In more recent times, with the dawn of the scientific era, the purported benefits of herbs and spices have been put to the test, and some positive findings have been observed.

Here we take a look at some of the reported health-promoting properties of 8 commonly used herbs and spices:

Cayenne pepper
Capsaicin is the compound responsible for the intense heat associated with cayenne pepper. This component is considered to have cardiovascular benefits and may be an effective pain reliever and digestive aid. There are also suggestions that cayenne pepper might increase basal metabolic rate and stimulate fat-burning ability.   

Cinnamon
Although results have been mixed, cinnamon has been shown to reduce fasting blood sugar levels, as well as triglycerides, low density lipoprotein cholesterol and total cholesterol, in patients with type 2 diabetes. It is also thought to have antimicrobial and antioxidative action. Active components in the essential oils found in cinnamon bark include cinnamaldehyde, cinnamyl acetate and cinnamyl alcohol.

Coriander
Coriander is purported to have digestive benefits, anticancer activity, antimicrobial properties and cholesterol-lowering effects.

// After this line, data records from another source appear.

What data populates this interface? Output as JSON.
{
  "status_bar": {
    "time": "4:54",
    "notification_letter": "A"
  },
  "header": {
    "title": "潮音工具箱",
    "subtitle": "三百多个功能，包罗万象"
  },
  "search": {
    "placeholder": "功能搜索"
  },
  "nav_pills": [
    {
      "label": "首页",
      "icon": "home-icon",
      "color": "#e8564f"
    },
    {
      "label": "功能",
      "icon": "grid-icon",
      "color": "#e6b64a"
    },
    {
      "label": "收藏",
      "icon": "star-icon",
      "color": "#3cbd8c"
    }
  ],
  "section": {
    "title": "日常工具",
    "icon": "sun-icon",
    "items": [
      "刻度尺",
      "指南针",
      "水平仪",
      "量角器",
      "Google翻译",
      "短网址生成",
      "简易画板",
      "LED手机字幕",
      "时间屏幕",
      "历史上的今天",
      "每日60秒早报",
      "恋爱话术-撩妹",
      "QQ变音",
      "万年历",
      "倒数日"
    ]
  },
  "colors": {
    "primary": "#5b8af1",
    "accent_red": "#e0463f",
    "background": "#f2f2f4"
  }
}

Researchers have identified a number of cancer chemoprotective phytochemicals in members of the Umbelliferae family, to which coriander belongs, including coumarins, phthalides, polyacetylenes and terpenoids.

Ginger
Ginger has been used as a natural remedy to alleviate symptoms of gastrointestinal distress and nausea (including that associated with motion sickness and pregnancy), and is also thought to have antioxidative, anti-inflammatory and antimicrobial effects. Gingerols are pungent constituents of ginger which may contribute to its medicinal properties.

Saffron
Saffron has been shown to have cancer chemopreventive, antioxidative and hypolipaemic effects. Preliminary studies have also demonstrated the beneficial effects of saffron extract, and specifically its active constituent crocin, on learning and memory retention.

Sage | IFIS Publishing

Sage
Sage has been used traditionally as a remedy for colds, sore throats and other respiratory ailments. Research has also highlighted the neuroprotective potential of sage and its active ingredient rosmarinic acid against amyloid ?-induced toxicity, which could validate its traditional use in the treatment of Alzheimer's disease.

Thyme
Thyme has been shown to possess antimicrobial, antioxidative, antispasmodic and carminative actions. It may also be used as an antiseptic agent when applied topically. The volatile oil components of thyme include geraniol, borneol, carvacrol and thymol.

Turmeric
Turmeric is reported to have anti-inflammatory, antioxidative, antimicrobial and antitumour effects. Its active principle, curcumin, is thought to be responsible for some of the medicinal properties attributed to this spice.

Food Spices | IFIS PublishingIt seems then that herbs and spices can be functional as well as flavourful, doing more for us than just tickling our taste buds. In fact, our own spice racks might even satisfy our search for the latest "functional food" or "superfood" - buzz words in today's health-conscious society. Since there are literally thousands of herbs and spices to choose from, there's just one thing to remember - variety really is the spice of life.

(Image Credits: jeshoots via www.pexels.com and Photo by Matt Montgomery on Unsplash)


EBSCO offers FSTA – Food Science and Technology Abstracts on EBSCOhost and EBSCO Discovery Service™. They, along with Research Information, recently sponsored the webinar, “Seven Key Questions to Evaluate Your Food Science and Nutrition Information.” Watch free on demand.

Subscribe for the latest updates